This is, many times, how great candidates get passed along and why some even quit the search. The job search and interview process is so brutal and long. It takes a huge toll on your mental health and can lead to to feelings of doubt and depression. Why put candidates through several rounds of interviews if hiring managers already know, from the beginning, their level of experience? If they saw something in the candidate that sparked their attention, despite their experience level, why not give them a chance?
According to an article by Owen Hughes titled “Coding interviews suck. Can we make them better?” another issue is that the challenges related to interviewing for such jobs vary fiercely among different companies. It’s almost impossible to fully prepare for them because you can never know what to expect, therefore you can’t be sure what to study. The assessments are administered through platforms like Code Signal or Hackerrank with just one to two hours to solve two to three of the problems. Additionally the amount of content can differ tremendously and can include a combination of several different data types and values, anywhere from Stacks, Queues, Linked Lists, Arrays, Binary Trees, Graphs, Strings, Dictionaries, and the list goes on. Then after you’ve determined which of these data types you’re working with, you also have to take into consideration the time complexity for each one in order to see which one has the better output.
In contrast, there are companies who opt to give their candidates a more real world-like assessment, which usually consists of building a small application that solves a problem or one that simulates what the actual job would be. However, these companies often give you a small window of time to submit the finished build.
If you happen to be lucky enough to pass those assessments, you must then prepare to review your results, live, in the interviews to follow.
How Tech Companies Make The Process Better

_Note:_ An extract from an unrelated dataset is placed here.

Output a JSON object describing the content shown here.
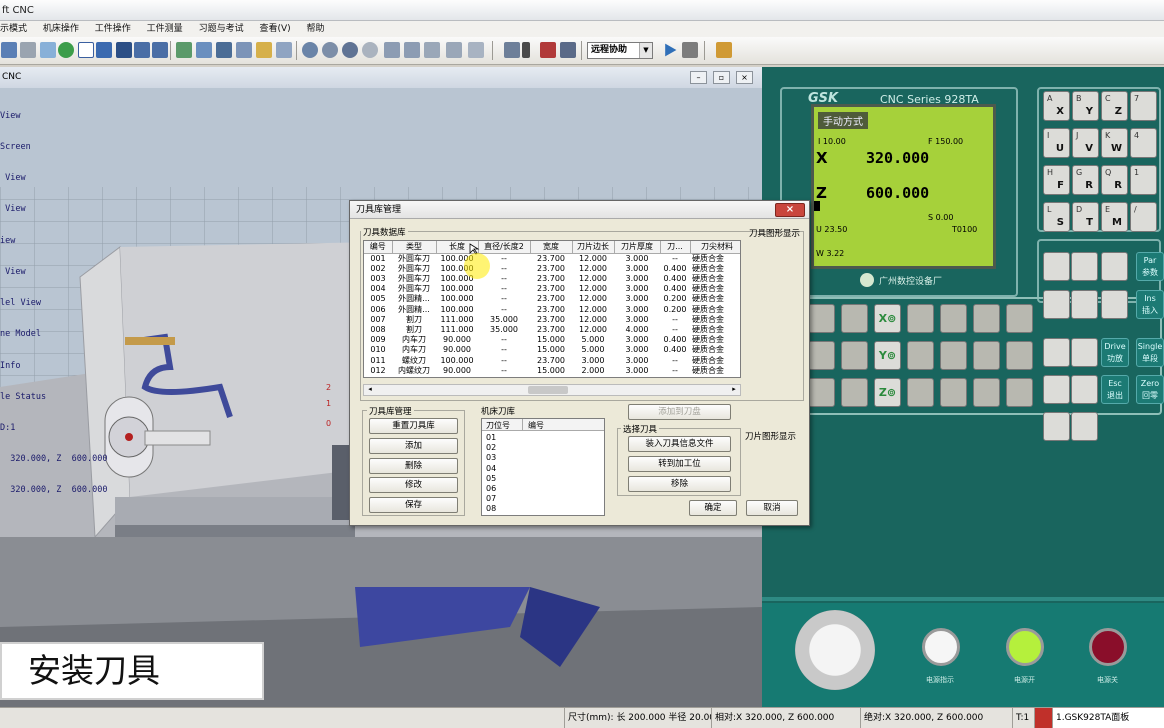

In order to tackle this issue, we as tech professionals need to gather together and form an alliance, from engineers, to writers, to managers, to recruiters. All should contribute to building a resource geared toward making connections with companies that have such interview processes and educate them on ways they can make the process simpler. Perhaps hiring managers should see beyond things like lack of experience and focus on what the candidate can truly offer. They should take a more scrutinized look at the candidates’ portfolios and resumes. This is usually a good sample and indication of what the candidate can do.
Companies should also carefully examine the positions they are hiring for and the specific skills they want someone to possess, as well as what areas they are able and willing to work with. From there, determine what sort of skills and qualities will warrant a definite yes or no, so that they know early in the process, before putting candidates through more interviews.
Another possible solution is keeping in mind that they can always teach someone new skills or help them improve their current ones, but you can’t teach someone to have a good attitude, good work ethic, work well with a team, or get along well with others. If companies see that a candidate has a great attitude, would fit in great with the team, but might just need a little extra coaching, why not give them the opportunity? Many recruiters I’ve spoken with say that in a majority of cases, when companies give a less-experienced candidate an opportunity, the candidate goes on to impress them and exceed their expectations.
The interview process should be more about reinforcing those skills and proving to be a good fit, character-wise. If the candidate’s profile and qualities indicate he or she is capable of doing the work and can fit in well with the team, having “slightly” less experience should not be the issue, but rather the stepping stone for both the candidate and company.